  6. First Do No Harm
    Lastly, in medicine specifically, we already have established frameworks learnt from six decades of mistakes; clinical trials. Implementing highly powerful and highly dangerous medicines into the real-world has given us a system of rules of evidence generation and regulation we already understand. AI is no different, and we must embed the same scientific processes, ethical and intellectual rigour to AI as we do to drug development.
    First: Do No Harm. We need to measure in great depth how we can implement AI safely, how we can study it’s direct and indirect cognitive effects on every interaction either between clinician-AI or patient-AI. Second: Beneficence. We must seek and demonstrate actual utility and benefit to everything we do, not just tech for the sake of tech. Thirdly: Autonomy. Introducing AI cannot override or remove a patients ability to choose – I hope in fact this will greatly increase autonomy of patients in healthcare with AI leverage, but again we will need to really measure this. Lastly, Justice. AI cannot exacerbate the existing inequity we have in healthcare, both inside individual systems and globally as well. Again, my hope it that AI will unlock the opposite, removing language barriers and expertise resource distribution, but time will tell.

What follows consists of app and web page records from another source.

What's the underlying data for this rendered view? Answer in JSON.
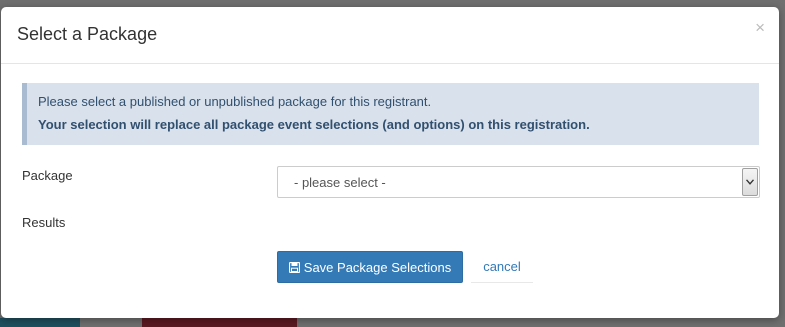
{
  "modal": {
    "title": "Select a Package",
    "close_glyph": "×"
  },
  "alert": {
    "line1": "Please select a published or unpublished package for this registrant.",
    "line2": "Your selection will replace all package event selections (and options) on this registration."
  },
  "form": {
    "package_label": "Package",
    "package_selected": "- please select -",
    "results_label": "Results"
  },
  "actions": {
    "save_label": "Save Package Selections",
    "save_icon": "floppy-disk-icon",
    "cancel_label": "cancel"
  },
  "colors": {
    "primary": "#337ab7",
    "alert_background": "#d9e1ec",
    "alert_text": "#31506f"
  }
}
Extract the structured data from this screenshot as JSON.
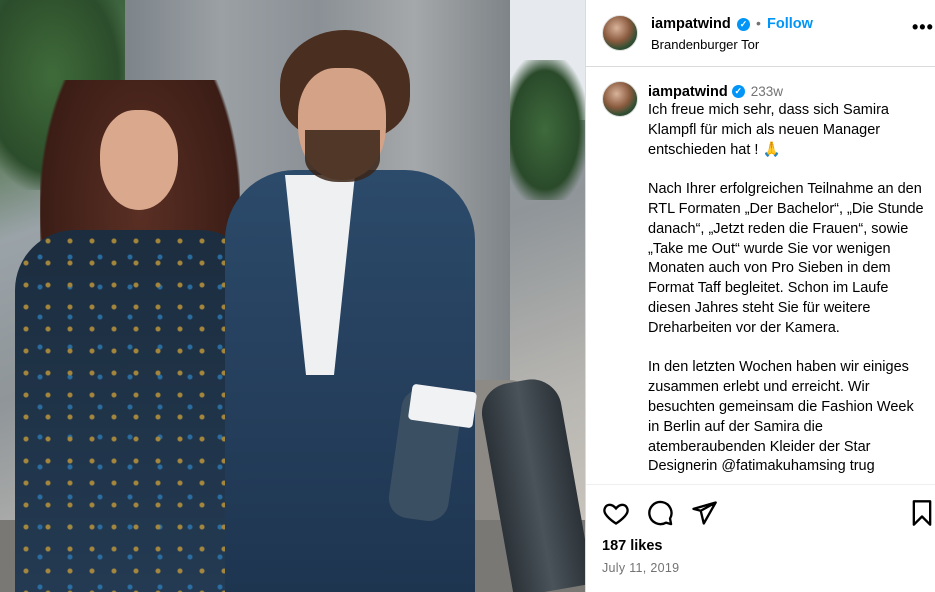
{
  "post": {
    "photo_alt": "couple",
    "header": {
      "username": "iampatwind",
      "separator": "•",
      "follow_label": "Follow",
      "location": "Brandenburger Tor",
      "more_label": "•••"
    },
    "caption": {
      "username": "iampatwind",
      "time_ago": "233w",
      "paragraphs": [
        "Ich freue mich sehr, dass sich Samira Klampfl für mich als neuen Manager entschieden hat ! 🙏",
        "Nach Ihrer erfolgreichen Teilnahme an den RTL Formaten „Der Bachelor“, „Die Stunde danach“, „Jetzt reden die Frauen“, sowie „Take me Out“ wurde Sie vor wenigen Monaten auch von Pro Sieben in dem Format Taff begleitet. Schon im Laufe diesen Jahres steht Sie für weitere Dreharbeiten vor der Kamera.",
        "In den letzten Wochen haben wir einiges zusammen erlebt und erreicht. Wir besuchten gemeinsam die Fashion Week in Berlin auf der Samira die atemberaubenden Kleider der Star Designerin @fatimakuhamsing trug"
      ]
    },
    "actions": {
      "icons": [
        "heart-icon",
        "comment-icon",
        "share-icon",
        "bookmark-icon"
      ],
      "likes": "187 likes",
      "date": "July 11, 2019"
    },
    "colors": {
      "accent": "#0095f6",
      "muted": "#737373",
      "border": "#dbdbdb"
    }
  }
}
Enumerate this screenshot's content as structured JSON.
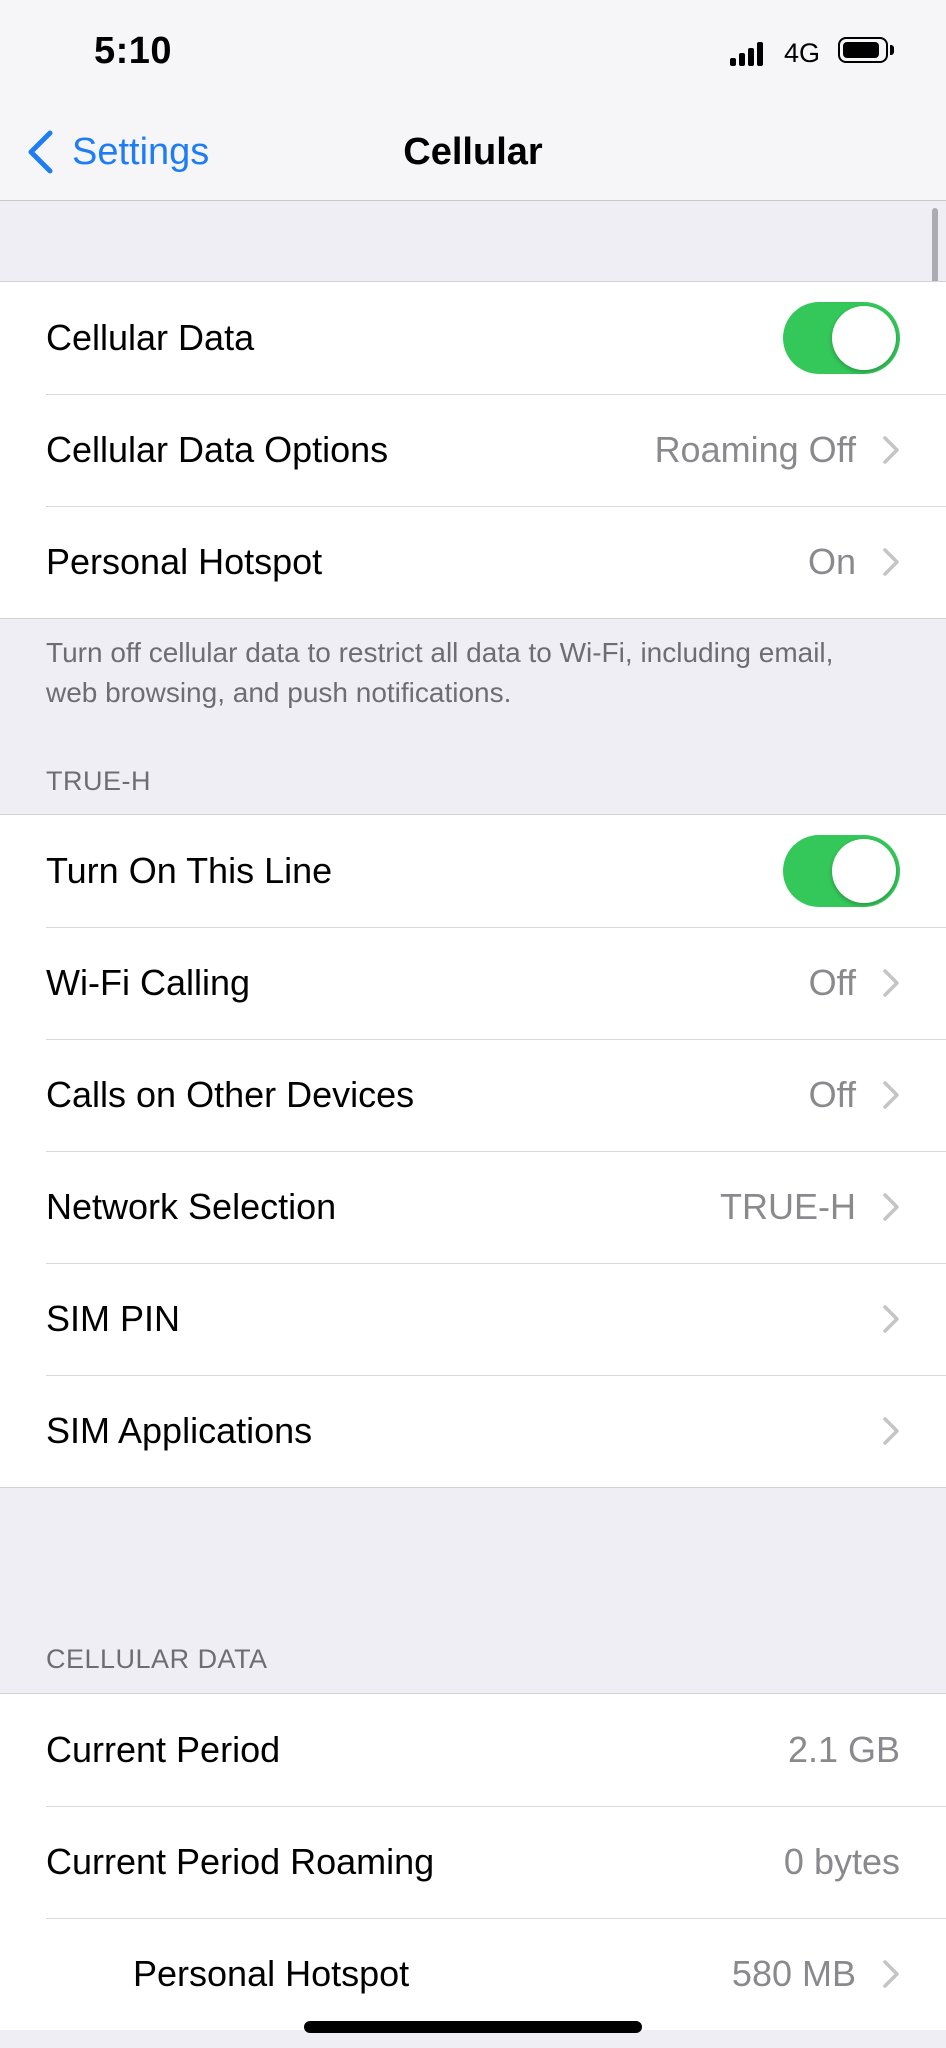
{
  "status_bar": {
    "time": "5:10",
    "network": "4G"
  },
  "nav": {
    "back_label": "Settings",
    "title": "Cellular"
  },
  "group1": {
    "cellular_data": {
      "label": "Cellular Data",
      "enabled": true
    },
    "cellular_data_options": {
      "label": "Cellular Data Options",
      "value": "Roaming Off"
    },
    "personal_hotspot": {
      "label": "Personal Hotspot",
      "value": "On"
    }
  },
  "group1_footer": "Turn off cellular data to restrict all data to Wi-Fi, including email, web browsing, and push notifications.",
  "line_section": {
    "header": "TRUE-H",
    "turn_on_line": {
      "label": "Turn On This Line",
      "enabled": true
    },
    "wifi_calling": {
      "label": "Wi-Fi Calling",
      "value": "Off"
    },
    "calls_other_devices": {
      "label": "Calls on Other Devices",
      "value": "Off"
    },
    "network_selection": {
      "label": "Network Selection",
      "value": "TRUE-H"
    },
    "sim_pin": {
      "label": "SIM PIN"
    },
    "sim_applications": {
      "label": "SIM Applications"
    }
  },
  "usage_section": {
    "header": "CELLULAR DATA",
    "current_period": {
      "label": "Current Period",
      "value": "2.1 GB"
    },
    "current_period_roaming": {
      "label": "Current Period Roaming",
      "value": "0 bytes"
    },
    "personal_hotspot": {
      "label": "Personal Hotspot",
      "value": "580 MB"
    }
  },
  "colors": {
    "accent": "#1f7df4",
    "toggle_on": "#34c759",
    "background": "#efeef4"
  }
}
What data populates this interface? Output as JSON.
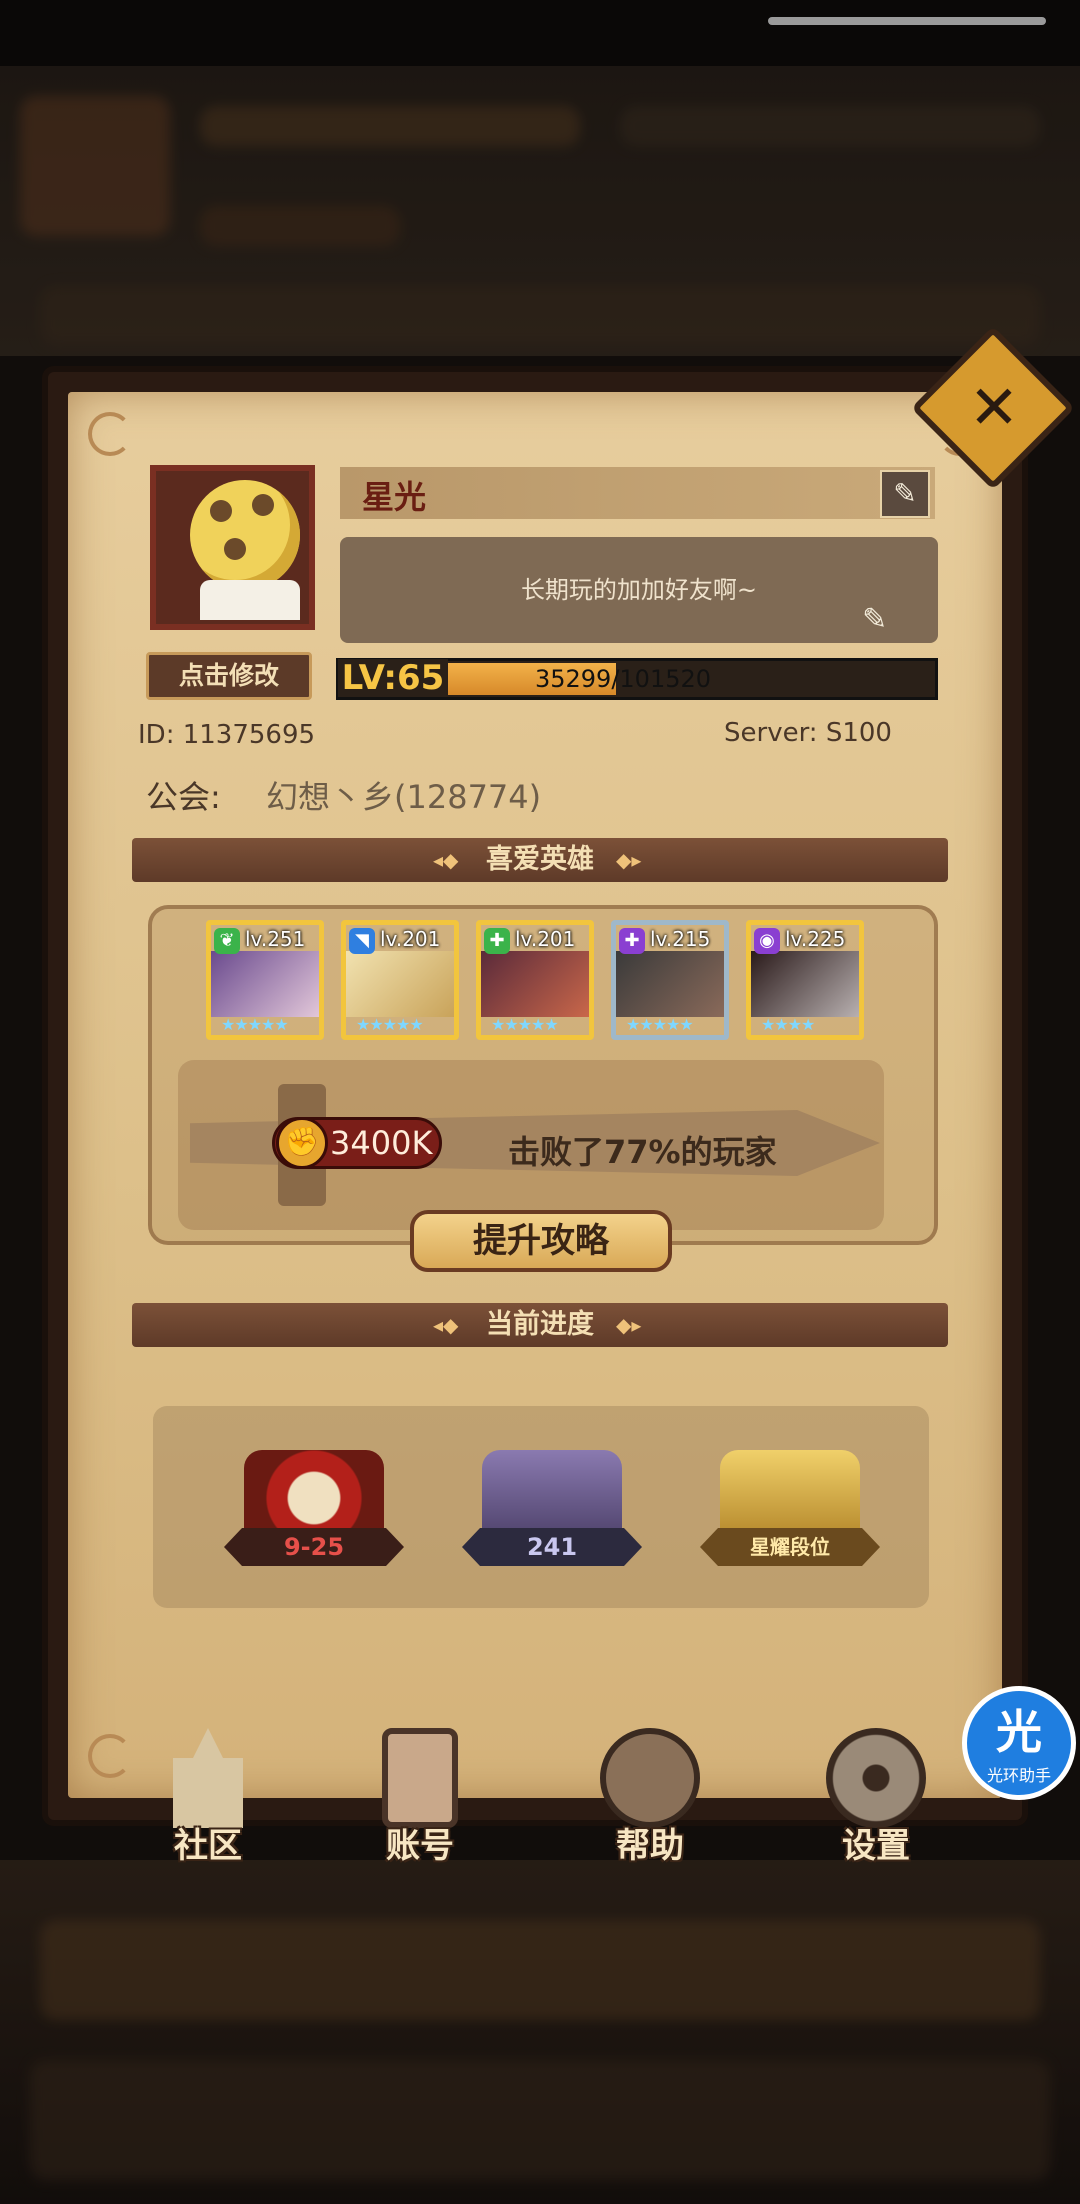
{
  "profile": {
    "name": "星光",
    "signature": "长期玩的加加好友啊~",
    "edit_avatar_label": "点击修改",
    "level_label": "LV:65",
    "exp_text": "35299/101520",
    "exp_progress": 0.348,
    "id_label": "ID: 11375695",
    "server_label": "Server: S100",
    "guild_label": "公会:",
    "guild_value": "幻想丶乡(128774)"
  },
  "favorite_heroes": {
    "title": "喜爱英雄",
    "heroes": [
      {
        "level": "lv.251",
        "stars": "★★★★★",
        "element_icon": "leaf-icon",
        "element_color": "#3bb34a",
        "frame_color": "#f2c53d"
      },
      {
        "level": "lv.201",
        "stars": "★★★★★",
        "element_icon": "water-icon",
        "element_color": "#2f7fe0",
        "frame_color": "#f2c53d"
      },
      {
        "level": "lv.201",
        "stars": "★★★★★",
        "element_icon": "plus-icon",
        "element_color": "#3bb34a",
        "frame_color": "#f2c53d"
      },
      {
        "level": "lv.215",
        "stars": "★★★★★",
        "element_icon": "plus-icon",
        "element_color": "#8a3fd1",
        "frame_color": "#9fb8c9"
      },
      {
        "level": "lv.225",
        "stars": "★★★★",
        "element_icon": "dark-icon",
        "element_color": "#8a3fd1",
        "frame_color": "#f2c53d"
      }
    ],
    "power_value": "3400K",
    "beat_text": "击败了77%的玩家",
    "guide_button": "提升攻略"
  },
  "progress": {
    "title": "当前进度",
    "badges": [
      {
        "label": "9-25",
        "icon": "campaign-book-icon",
        "color": "#b3201a",
        "ribbon": "#3a1e18",
        "text_color": "#e6504a"
      },
      {
        "label": "241",
        "icon": "tower-sword-icon",
        "color": "#6a5a8e",
        "ribbon": "#2c2a3e",
        "text_color": "#c9c7ef"
      },
      {
        "label": "星耀段位",
        "icon": "arena-crossed-swords-icon",
        "color": "#d6a93a",
        "ribbon": "#6a4a1e",
        "text_color": "#ffe9a8"
      }
    ]
  },
  "nav": {
    "community": "社区",
    "account": "账号",
    "help": "帮助",
    "settings": "设置"
  },
  "assistant": {
    "glyph": "光",
    "label": "光环助手"
  },
  "colors": {
    "panel_bg": "#e7cd9d",
    "section_header": "#6a442f",
    "exp_fill": "#f2b24a",
    "level_text": "#f6c545"
  }
}
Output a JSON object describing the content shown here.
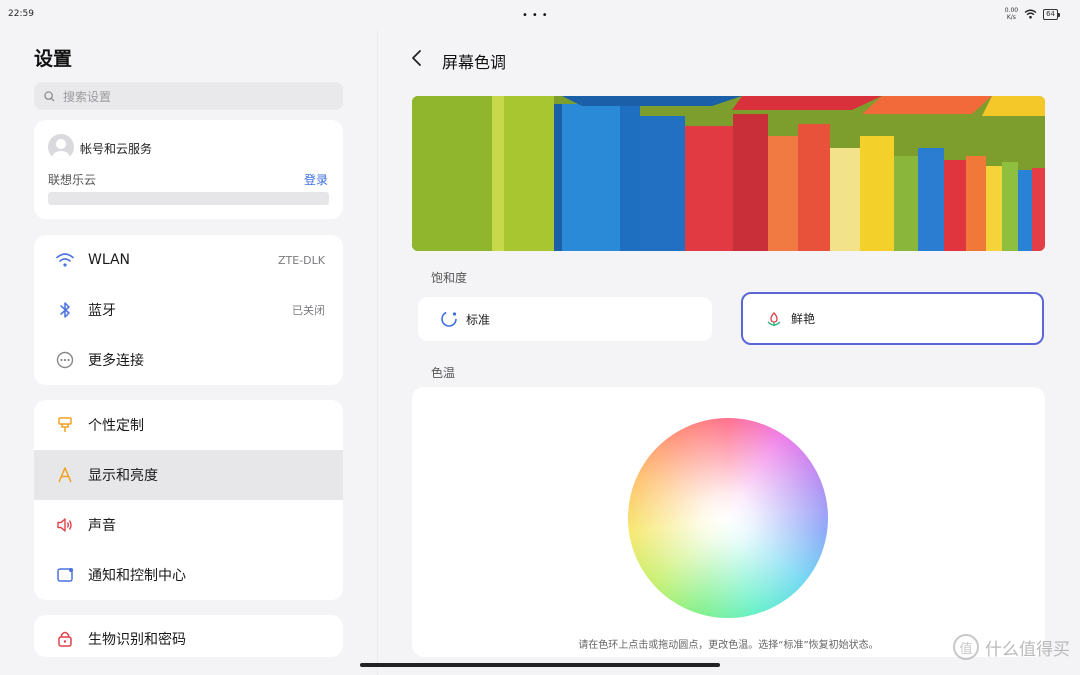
{
  "status_bar": {
    "time": "22:59",
    "net_speed_value": "0.00",
    "net_speed_unit": "K/s",
    "battery": "64"
  },
  "left": {
    "title": "设置",
    "search": {
      "placeholder": "搜索设置"
    },
    "account": {
      "title": "帐号和云服务",
      "subtitle": "联想乐云",
      "login": "登录"
    },
    "group1": [
      {
        "label": "WLAN",
        "value": "ZTE-DLK",
        "icon": "wifi-icon"
      },
      {
        "label": "蓝牙",
        "value": "已关闭",
        "icon": "bluetooth-icon"
      },
      {
        "label": "更多连接",
        "value": "",
        "icon": "more-connections-icon"
      }
    ],
    "group2": [
      {
        "label": "个性定制",
        "icon": "personalize-icon"
      },
      {
        "label": "显示和亮度",
        "icon": "display-icon",
        "selected": true
      },
      {
        "label": "声音",
        "icon": "speaker-icon"
      },
      {
        "label": "通知和控制中心",
        "icon": "notification-icon"
      }
    ],
    "group3": [
      {
        "label": "生物识别和密码",
        "icon": "lock-icon"
      }
    ]
  },
  "right": {
    "title": "屏幕色调",
    "saturation_label": "饱和度",
    "saturation_options": [
      {
        "label": "标准",
        "selected": false
      },
      {
        "label": "鲜艳",
        "selected": true
      }
    ],
    "temperature_label": "色温",
    "hint": "请在色环上点击或拖动圆点，更改色温。选择“标准”恢复初始状态。"
  },
  "watermark": "什么值得买",
  "colors": {
    "accent": "#3b6fe0",
    "selected_border": "#5b67d6"
  }
}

I once got lost while skiing in a total white out. You couldn’t see more than a foot ahead in any direction, and all you could see was white. I could just about see my own skis. All we could do was follow the slope of the mountain and hope that we would find ourselves at the bottom. Running a start-up is a lot like this – although nowadays it’s more of a ship in deep fog rather than an individual skier. Increasingly we are finding each objective goal we set and meet is a lighthouse, and the scientific method is our compass. Although our particular ship is trying to go somewhere no one has ever gone before, I am increasingly confident, if we stick to the science, we will get there.